I’m training a Unet (resnet152) with custom decoder on an image segmentation challenge, it’s on Kaggle right now. The idea is very similar to Carvana - predict a binary mask for each image.
I naturally thought I’d use the fastai library for this but every time I unfreeze the encoder I get a large spike in training and validation loss. My first guess was obviously that this relates to having the learning rate too high but even if I do something like:
lrs = np.array([lr/10000, lr/1000, lr/10])
I get a large spike. Any ideas?
I have seen something similar with classification problems where the images I train on differ significantly from those the model was pretrained on.
I have some ideas why that might be the case but don’t want to speculate. In my case the spike happens but as I continue to train loss decreases below what was attainable with the lower parts of the NN frozen.
Might be the ball sliding downhill is a nice analogy for learning about optimization algorithms (seems to lend itself particularly well to understanding the momentum bit!) but as we gather experience on training some aspects of it break down.
If your loss spikes and then keeps decreasing I wouldn’t worry too much about this.
Thanks for the reply - what you say makes sense. Two observations, if I may:
- Technically as I let a and b get large for lrs = np.array([lr/a, lr/b, lr/10]) then it should be equivalent to not unfreezing - though I am still in general noticing a loss spike.
- This does raise the question as to whether it’s worth just unfreezing all together from the start (a clear violation of the recommended wisdom) as the spike usually resets me to where I was after a couple of epochs before unfreezing.
Finally, please speculate! I am new to fastai in the wild and if this is to do with the library’s rough edges I’d like to know (though more likely my lack of understanding).
You are right - I wonder if even small changes to those lower layers have a multiplicative effect for layers higher up the stack. Maybe even very small changes cause a big issue down the road.
Wonder what would happen if we unfreeze the layers and set the lrs for them to 0, if that is even possible.

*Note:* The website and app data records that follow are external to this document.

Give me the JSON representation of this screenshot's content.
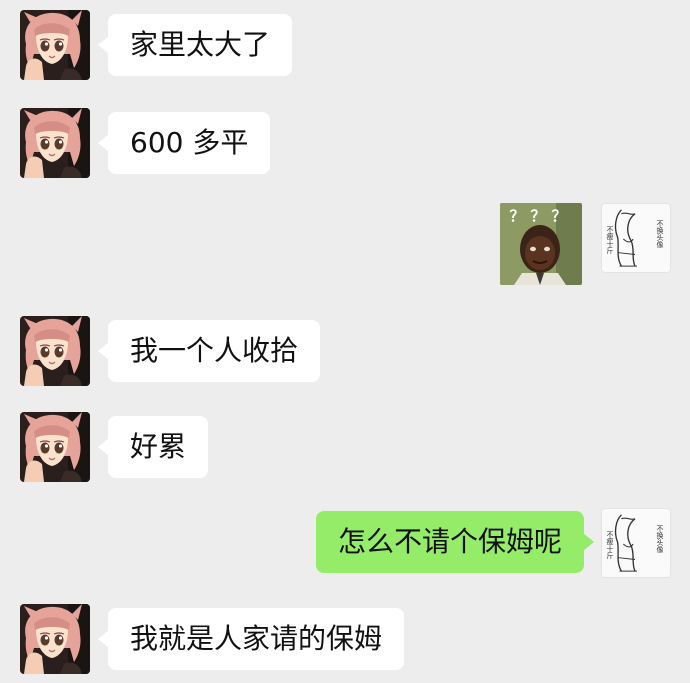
{
  "messages": [
    {
      "side": "in",
      "text": "家里太大了"
    },
    {
      "side": "in",
      "text": "600 多平"
    },
    {
      "side": "out",
      "kind": "sticker",
      "sticker_text": "？？？"
    },
    {
      "side": "in",
      "text": "我一个人收拾"
    },
    {
      "side": "in",
      "text": "好累"
    },
    {
      "side": "out",
      "text": "怎么不请个保姆呢"
    },
    {
      "side": "in",
      "text": "我就是人家请的保姆"
    }
  ],
  "self_avatar": {
    "caption_right": "不换头像",
    "caption_left": "不瘦十斤"
  },
  "colors": {
    "background": "#ededed",
    "incoming_bubble": "#ffffff",
    "outgoing_bubble": "#95ec69"
  },
  "icons": {
    "contact_avatar": "anime-girl-avatar",
    "self_avatar": "sketch-figure-avatar",
    "sticker": "confused-kid-sticker"
  }
}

The behavior we both see could be due to just the effect that unfreezing of lower layers has when retraining on vastly different data or it could be something about the library (say the effect of unfreezing batch norm if that is what happens here when we call unfreeze).
It is interesting that this is happening but at this point I don’t have the bandwidth to look into this further. I would still continue to first train the higher layers of the network first before unfreezing the lower layers though I myself stopped using discriminative learning rates.
Anyhow. might be interesting to see if the same behavior exists on datasets that are similar to the ones the NN was pretrained on (say seeing if this behavior exists on cats vs dogs with a CNN pretrained on imagenet).
Still, it might be that we are reading too much into this behavior, more than it is worth it at this point.
This sounds like a question that could be best answered via experimenting
It could be the opposite - larger changes in the later layers have a disproportionate effect on the back layers when they propagate back for the first time.
If the loss is still spiking with large coefficients for the early layers, I would expect the problem to lie in the later layers. Rather than just playing with a and b, try playing around with the overall lr value.
Say you want to train at
lr = 1e-2
lrs = np.array([lr/100,lr/10,lr])
but that keeps diverging on you.
Try start at a lower lr value and work up to the one you want. Do a few epochs at lr = 1e-5, 1e-4, 1e-3, then finally 1e-2.
I’ve seen this approach help weird divergence after unfreezing. My intuition is that it lets the lower layers ‘adjust’ to whatever the head has retrained to do without actually changing the weights much.
Also by taking the model through a learning rate range you might find your problem is just the overall learning rate (ie 1e-4 is fine but 1e-3 leads to divergence).
Hi @radek and @KarlH - thanks both for sensible comments. I’m away at the moment so will revert in just over a week with any observations/results of experiments.